**YOUR OBJECTIVE**
Write back each entry precisely as it is given.

**Items from a data source**

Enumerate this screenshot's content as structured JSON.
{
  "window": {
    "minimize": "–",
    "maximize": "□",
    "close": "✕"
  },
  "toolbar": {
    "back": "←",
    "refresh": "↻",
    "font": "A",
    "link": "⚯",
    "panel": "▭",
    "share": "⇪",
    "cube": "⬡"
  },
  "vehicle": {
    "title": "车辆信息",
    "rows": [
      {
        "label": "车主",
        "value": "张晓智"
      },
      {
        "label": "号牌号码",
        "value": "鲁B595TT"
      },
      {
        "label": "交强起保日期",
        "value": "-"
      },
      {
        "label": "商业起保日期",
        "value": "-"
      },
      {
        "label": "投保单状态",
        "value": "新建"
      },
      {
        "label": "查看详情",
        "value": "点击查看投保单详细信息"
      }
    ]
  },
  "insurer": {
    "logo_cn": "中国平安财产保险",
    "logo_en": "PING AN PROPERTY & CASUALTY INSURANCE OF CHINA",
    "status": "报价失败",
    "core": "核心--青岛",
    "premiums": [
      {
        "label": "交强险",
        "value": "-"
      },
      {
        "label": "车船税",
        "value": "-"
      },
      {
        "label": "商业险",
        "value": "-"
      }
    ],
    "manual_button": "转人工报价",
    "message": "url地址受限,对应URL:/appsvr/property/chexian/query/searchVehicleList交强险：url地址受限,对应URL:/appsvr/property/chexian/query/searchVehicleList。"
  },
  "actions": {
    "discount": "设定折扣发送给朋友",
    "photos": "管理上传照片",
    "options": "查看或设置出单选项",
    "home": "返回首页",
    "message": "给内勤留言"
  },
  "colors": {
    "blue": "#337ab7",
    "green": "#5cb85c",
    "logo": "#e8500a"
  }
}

**EXERCISE RESULT**
Enumerate this screenshot's content as structured JSON.
{
  "window": {
    "minimize": "–",
    "maximize": "□",
    "close": "✕"
  },
  "toolbar": {
    "back": "←",
    "refresh": "↻",
    "font": "A",
    "link": "⚯",
    "panel": "▭",
    "share": "⇪",
    "cube": "⬡"
  },
  "vehicle": {
    "title": "车辆信息",
    "rows": [
      {
        "label": "车主",
        "value": "张晓智"
      },
      {
        "label": "号牌号码",
        "value": "鲁B595TT"
      },
      {
        "label": "交强起保日期",
        "value": "-"
      },
      {
        "label": "商业起保日期",
        "value": "-"
      },
      {
        "label": "投保单状态",
        "value": "新建"
      },
      {
        "label": "查看详情",
        "value": "点击查看投保单详细信息"
      }
    ]
  },
  "insurer": {
    "logo_cn": "中国平安财产保险",
    "logo_en": "PING AN PROPERTY & CASUALTY INSURANCE OF CHINA",
    "status": "报价失败",
    "core": "核心--青岛",
    "premiums": [
      {
        "label": "交强险",
        "value": "-"
      },
      {
        "label": "车船税",
        "value": "-"
      },
      {
        "label": "商业险",
        "value": "-"
      }
    ],
    "manual_button": "转人工报价",
    "message": "url地址受限,对应URL:/appsvr/property/chexian/query/searchVehicleList交强险：url地址受限,对应URL:/appsvr/property/chexian/query/searchVehicleList。"
  },
  "actions": {
    "discount": "设定折扣发送给朋友",
    "photos": "管理上传照片",
    "options": "查看或设置出单选项",
    "home": "返回首页",
    "message": "给内勤留言"
  },
  "colors": {
    "blue": "#337ab7",
    "green": "#5cb85c",
    "logo": "#e8500a"
  }
}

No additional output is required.